The capabilities gap, for example, is repeatedly discussed in this volume. In fact, Secretary Cohen expressed his fears that the European pillar of NATO might not be of stone, but a "pillar of salt" if sufficient resources are not allocated. These same concerns as to the capability shortfall were expressed by Danish Defense Minister Trøjborg and Lieutenant General Schuwirth and reinforced by Admiral Jacques Lanxade, who wrote in the final chapter that "Europeans must become conscious of the consequences of their insufficient defense effort, which threatens their long-term security, their ability to be a global actor, and the transatlantic link to which they attach great importance." Although Admiral Lanxade's language may be strong, the shortfall is not entirely a European failing: it is at least partly the result of insufficient technology transfer. Especially now that defense technology depends heavily on the creative use of civil sector R&D, technology transfer-including defense investments-needs to flow across the Atlantic in both directions.
According to General Sir Rupert Smith, who addressed the Workshop as the Deputy Supreme Allied Commander, the European shortfalls are a direct result of the NATO force-planning process.
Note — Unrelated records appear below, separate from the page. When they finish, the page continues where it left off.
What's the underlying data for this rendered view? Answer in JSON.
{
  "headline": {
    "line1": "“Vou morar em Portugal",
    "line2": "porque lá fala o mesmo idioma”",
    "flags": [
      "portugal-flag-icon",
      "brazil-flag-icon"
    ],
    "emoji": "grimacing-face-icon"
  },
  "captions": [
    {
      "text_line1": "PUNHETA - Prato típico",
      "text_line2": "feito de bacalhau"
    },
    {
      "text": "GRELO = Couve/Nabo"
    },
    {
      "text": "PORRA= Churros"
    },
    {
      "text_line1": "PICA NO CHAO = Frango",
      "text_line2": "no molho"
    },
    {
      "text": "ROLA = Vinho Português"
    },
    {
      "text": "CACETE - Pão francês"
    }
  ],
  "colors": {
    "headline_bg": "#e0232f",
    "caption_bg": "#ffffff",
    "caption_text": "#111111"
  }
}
To a large degree, they are the careful and deliberate consequence of meeting Cold War requirements. General Smith proposes that "European navies and air forces evolved as supporting forces for the United States striking fleet and the United States Air Force. The European armies concentrated on the territorial defense of NATO's eastern frontiers." Consequently, they were not mobile because they did not need to be.
As General Smith and others pointed out, however, the situation has now changed: forces must be flexible. In fact, according to Dr. William Schneider, Chairman of the Defense Science Board, it is no longer even possible to optimize against a specific threat. As a result, he advocates a "capability-based" planning process for the United States to replace the "threat-based" planning of the past.
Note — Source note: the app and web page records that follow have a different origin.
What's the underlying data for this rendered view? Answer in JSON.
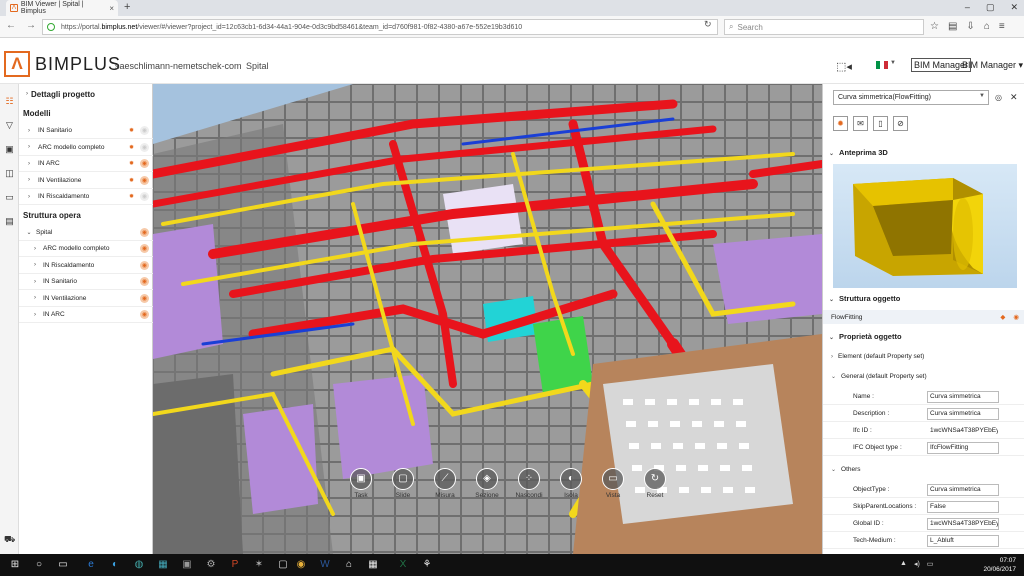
{
  "browser": {
    "tab_title": "BIM Viewer | Spital | Bimplus",
    "tab_close": "×",
    "new_tab": "+",
    "url_prefix": "https://portal.",
    "url_host": "bimplus.net",
    "url_rest": "/viewer/#/viewer?project_id=12c63cb1-6d34-44a1-904e-0d3c9bd58461&team_id=d760f981-0f82-4380-a67e-552e19b3d610",
    "search_placeholder": "Search",
    "window_controls": [
      "–",
      "▢",
      "✕"
    ]
  },
  "app": {
    "logo_symbol": "Λ",
    "brand": "BIMPLUS",
    "tenant": "saeschlimann-nemetschek-com",
    "project": "Spital",
    "role_box": "BIM Manager",
    "role_menu": "BIM Manager ▾",
    "flag_colors": [
      "#009246",
      "#ffffff",
      "#ce2b37"
    ]
  },
  "tree": {
    "project_details": "Dettagli progetto",
    "models_header": "Modelli",
    "models": [
      {
        "label": "IN Sanitario",
        "visible": false
      },
      {
        "label": "ARC modello completo",
        "visible": false
      },
      {
        "label": "IN ARC",
        "visible": true
      },
      {
        "label": "IN Ventilazione",
        "visible": true
      },
      {
        "label": "IN Riscaldamento",
        "visible": false
      }
    ],
    "structure_header": "Struttura opera",
    "root": "Spital",
    "structure": [
      "ARC modello completo",
      "IN Riscaldamento",
      "IN Sanitario",
      "IN Ventilazione",
      "IN ARC"
    ]
  },
  "toolbar": {
    "tools": [
      {
        "label": "Task",
        "icon": "clipboard-icon"
      },
      {
        "label": "Slide",
        "icon": "slide-icon"
      },
      {
        "label": "Misura",
        "icon": "ruler-icon"
      },
      {
        "label": "Sezione",
        "icon": "section-icon"
      },
      {
        "label": "Nascondi",
        "icon": "hide-icon"
      },
      {
        "label": "Isola",
        "icon": "isolate-icon"
      },
      {
        "label": "Vista",
        "icon": "camera-icon"
      },
      {
        "label": "Reset",
        "icon": "reset-icon"
      }
    ]
  },
  "panel": {
    "selected_object": "Curva simmetrica(FlowFitting)",
    "preview_header": "Anteprima 3D",
    "structure_header": "Struttura oggetto",
    "structure_item": "FlowFitting",
    "properties_header": "Proprietà oggetto",
    "element_set": "Element (default Property set)",
    "general_set": "General (default Property set)",
    "general_props": [
      {
        "key": "Name :",
        "value": "Curva simmetrica",
        "editable": true
      },
      {
        "key": "Description :",
        "value": "Curva simmetrica",
        "editable": true
      },
      {
        "key": "Ifc ID :",
        "value": "1wcWNSa4T38PYEbEyu",
        "editable": false
      },
      {
        "key": "IFC Object type :",
        "value": "IfcFlowFitting",
        "editable": true
      }
    ],
    "others_header": "Others",
    "other_props": [
      {
        "key": "ObjectType :",
        "value": "Curva simmetrica",
        "editable": true
      },
      {
        "key": "SkipParentLocations :",
        "value": "False",
        "editable": true
      },
      {
        "key": "Global ID :",
        "value": "1wcWNSa4T38PYEbEyu",
        "editable": true
      },
      {
        "key": "Tech-Medium :",
        "value": "L_Abluft",
        "editable": true
      }
    ]
  },
  "taskbar": {
    "time": "07:07",
    "date": "20/06/2017"
  },
  "colors": {
    "accent": "#e3691f",
    "pipe_red": "#e8141c",
    "pipe_yellow": "#f2d81c",
    "wall_gray": "#8a8a8a",
    "room_purple": "#b28ad8"
  }
}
The new security priorities and their underlying causes. Equally striking are the Administration's announcements of its new security priorities: the war on terrorism, Asia, and homeland defense. Perhaps Russia can be added to this list of priorities as well as ballistic missile defenses. Europe and NATO-which were at the center of U.S. foreign and security policy for much of the last century-are not explicitly mentioned. As Admiral Lanxade observed, the U.S. appears to be "ever more interested in Asia"--a point made by Alfred Volkman, Secretary Cohen, former U.S. Ambassador Robert Hunter, and others. For this reason, Al Volkman emphasized the importance of strengthening U.S. defense cooperation with Japan, Australia, Korea, and Singapore. A valid question may be, however, if the U.S. is truly shifting its focus to Asia, what role will Europe and NATO play in the U.S. defense priorities of the future?
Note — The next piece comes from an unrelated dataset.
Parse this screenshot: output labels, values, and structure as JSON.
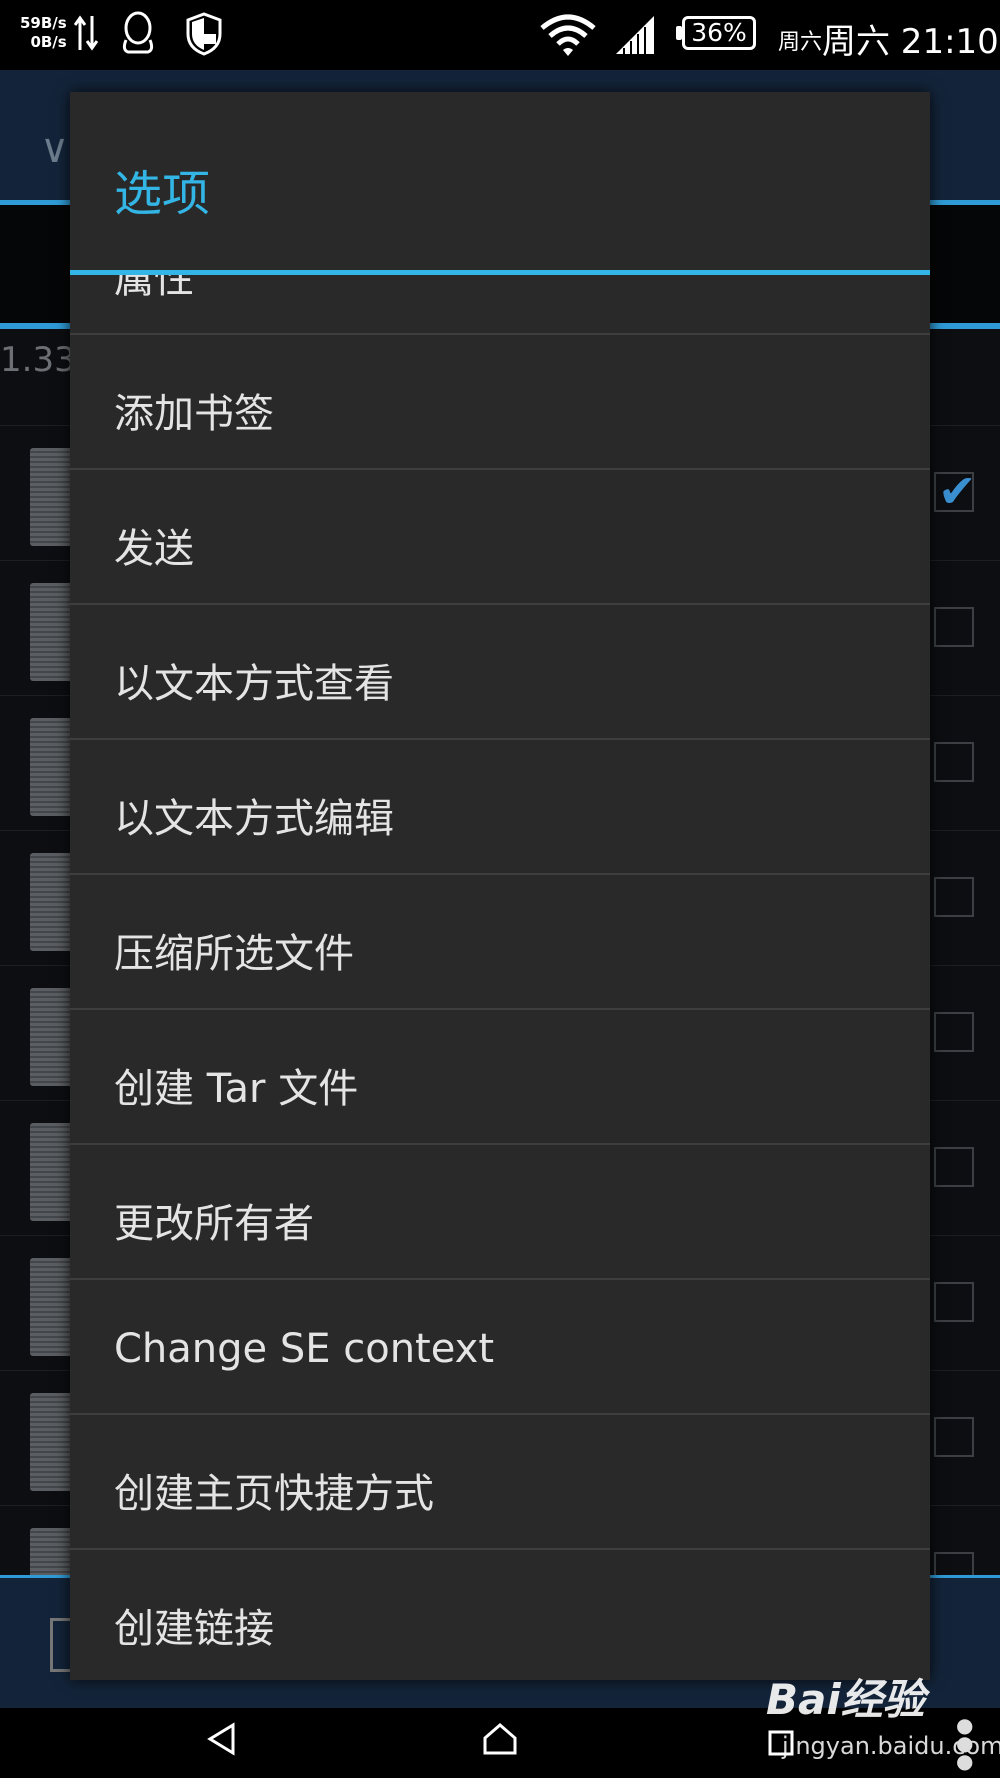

2001 was a watershed year for global security. As priorities shift and the war on terrorism continues, new international coalitions are forming as a result. These changes present challenges for existing alliances, and especially for regional ones such as NATO, since global terrorism knows no borders. What remains clear is that the relative prosperity and stability enjoyed by Western nations are largely due to the close relations that exist among them. In order to preserve the benefits of peace, stability, and democracy and to pass them on to future generations, Western nations may need to address fundamental global problems of injustice, misery, ethnic and other rivalries, as well as lingering hatreds.
The XVIIIth Workshop in Denmark gave participants the opportunity to meet and discuss pertinent security issues; we hope that we will have the opportunity to welcome them back in 2002 for still more important discussions.